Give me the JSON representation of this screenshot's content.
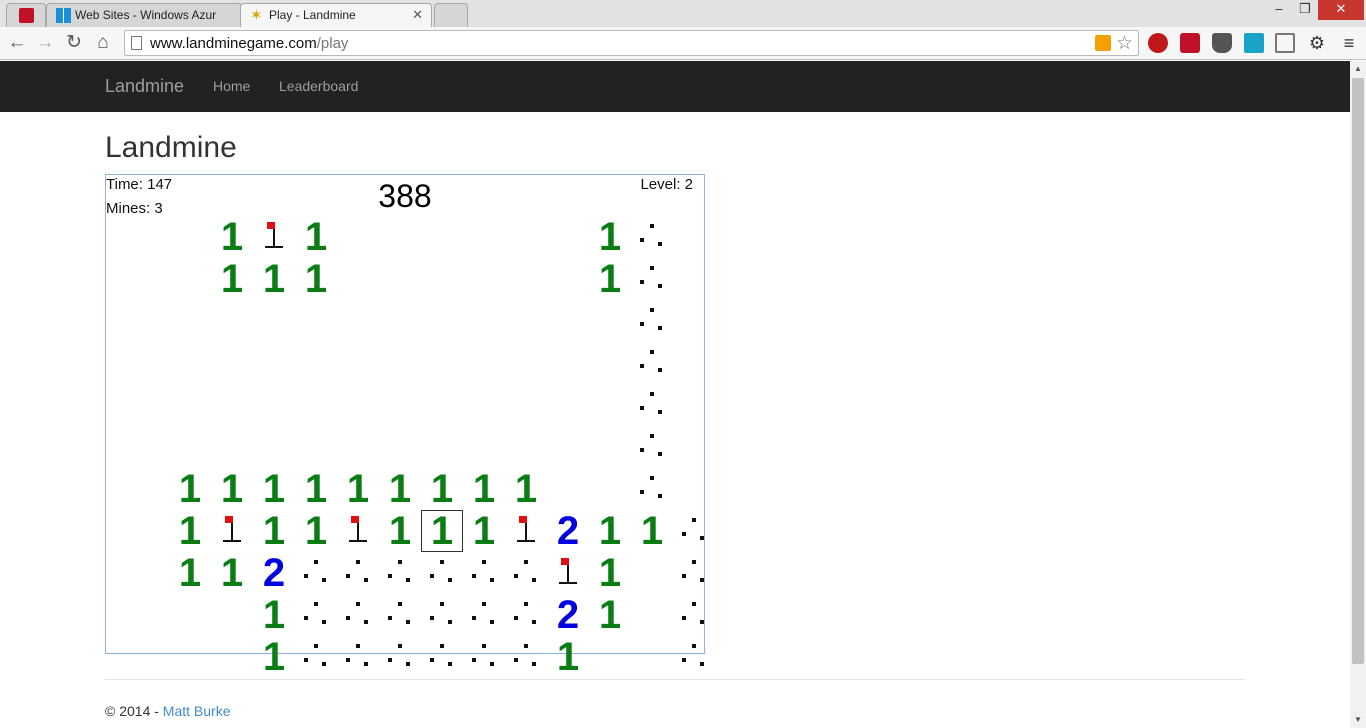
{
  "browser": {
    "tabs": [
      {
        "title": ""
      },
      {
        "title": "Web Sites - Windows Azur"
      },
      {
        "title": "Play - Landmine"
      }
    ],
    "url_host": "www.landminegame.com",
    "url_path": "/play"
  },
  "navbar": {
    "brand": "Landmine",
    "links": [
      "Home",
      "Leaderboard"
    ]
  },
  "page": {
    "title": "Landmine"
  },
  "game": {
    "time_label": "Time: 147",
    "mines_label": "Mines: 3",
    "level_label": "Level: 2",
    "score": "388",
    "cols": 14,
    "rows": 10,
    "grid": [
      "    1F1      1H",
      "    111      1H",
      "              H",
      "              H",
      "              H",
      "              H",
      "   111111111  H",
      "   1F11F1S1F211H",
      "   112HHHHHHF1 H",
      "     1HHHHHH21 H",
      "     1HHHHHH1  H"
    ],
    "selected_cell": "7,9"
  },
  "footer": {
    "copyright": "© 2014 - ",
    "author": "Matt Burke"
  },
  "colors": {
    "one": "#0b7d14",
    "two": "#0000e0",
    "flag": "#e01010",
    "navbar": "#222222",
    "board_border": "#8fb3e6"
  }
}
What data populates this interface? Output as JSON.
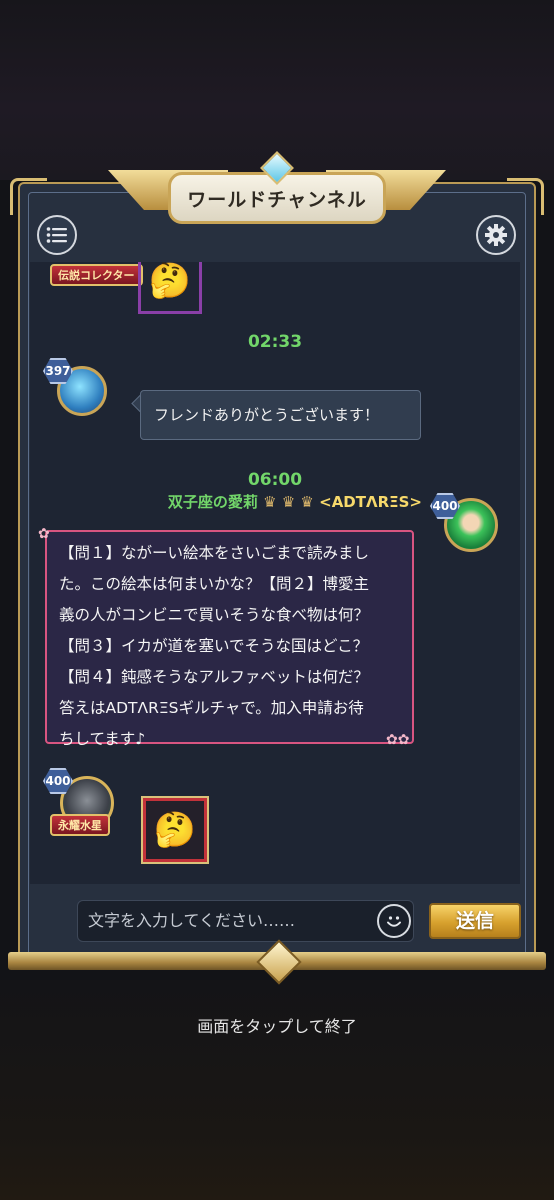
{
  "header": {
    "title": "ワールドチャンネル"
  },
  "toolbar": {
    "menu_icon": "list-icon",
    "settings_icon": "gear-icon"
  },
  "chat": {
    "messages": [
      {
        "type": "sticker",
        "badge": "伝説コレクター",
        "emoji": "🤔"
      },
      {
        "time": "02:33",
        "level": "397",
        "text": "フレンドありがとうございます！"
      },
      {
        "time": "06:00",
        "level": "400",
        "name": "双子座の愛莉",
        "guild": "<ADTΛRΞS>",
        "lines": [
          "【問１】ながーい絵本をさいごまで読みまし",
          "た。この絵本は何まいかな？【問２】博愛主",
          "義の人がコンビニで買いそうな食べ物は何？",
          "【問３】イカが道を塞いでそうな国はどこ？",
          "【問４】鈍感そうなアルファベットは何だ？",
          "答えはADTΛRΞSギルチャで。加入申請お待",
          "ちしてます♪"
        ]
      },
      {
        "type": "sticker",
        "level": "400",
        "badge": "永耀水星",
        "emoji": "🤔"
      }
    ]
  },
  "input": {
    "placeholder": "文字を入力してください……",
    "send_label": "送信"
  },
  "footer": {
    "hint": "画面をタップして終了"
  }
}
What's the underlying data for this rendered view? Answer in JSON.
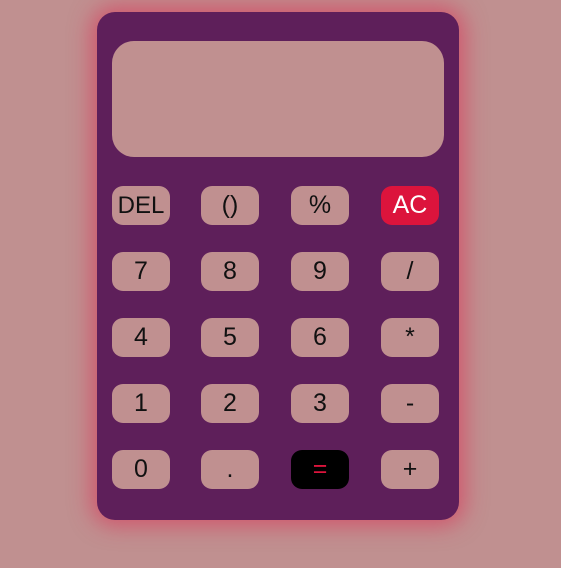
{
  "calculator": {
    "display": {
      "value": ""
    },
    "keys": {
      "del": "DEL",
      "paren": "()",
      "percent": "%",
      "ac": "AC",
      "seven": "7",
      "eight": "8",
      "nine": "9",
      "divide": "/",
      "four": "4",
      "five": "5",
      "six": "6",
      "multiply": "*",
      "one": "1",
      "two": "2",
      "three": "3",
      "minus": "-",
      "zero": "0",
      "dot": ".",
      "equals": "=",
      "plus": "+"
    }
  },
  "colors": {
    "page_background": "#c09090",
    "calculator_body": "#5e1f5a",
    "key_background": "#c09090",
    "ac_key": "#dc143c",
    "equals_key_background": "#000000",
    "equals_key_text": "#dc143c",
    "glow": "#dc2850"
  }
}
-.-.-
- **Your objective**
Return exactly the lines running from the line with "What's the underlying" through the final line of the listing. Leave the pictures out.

- **Reply**
What's the underlying data for this rendered view? Answer in JSON.
{
  "calculator": {
    "display": {
      "value": ""
    },
    "keys": {
      "del": "DEL",
      "paren": "()",
      "percent": "%",
      "ac": "AC",
      "seven": "7",
      "eight": "8",
      "nine": "9",
      "divide": "/",
      "four": "4",
      "five": "5",
      "six": "6",
      "multiply": "*",
      "one": "1",
      "two": "2",
      "three": "3",
      "minus": "-",
      "zero": "0",
      "dot": ".",
      "equals": "=",
      "plus": "+"
    }
  },
  "colors": {
    "page_background": "#c09090",
    "calculator_body": "#5e1f5a",
    "key_background": "#c09090",
    "ac_key": "#dc143c",
    "equals_key_background": "#000000",
    "equals_key_text": "#dc143c",
    "glow": "#dc2850"
  }
}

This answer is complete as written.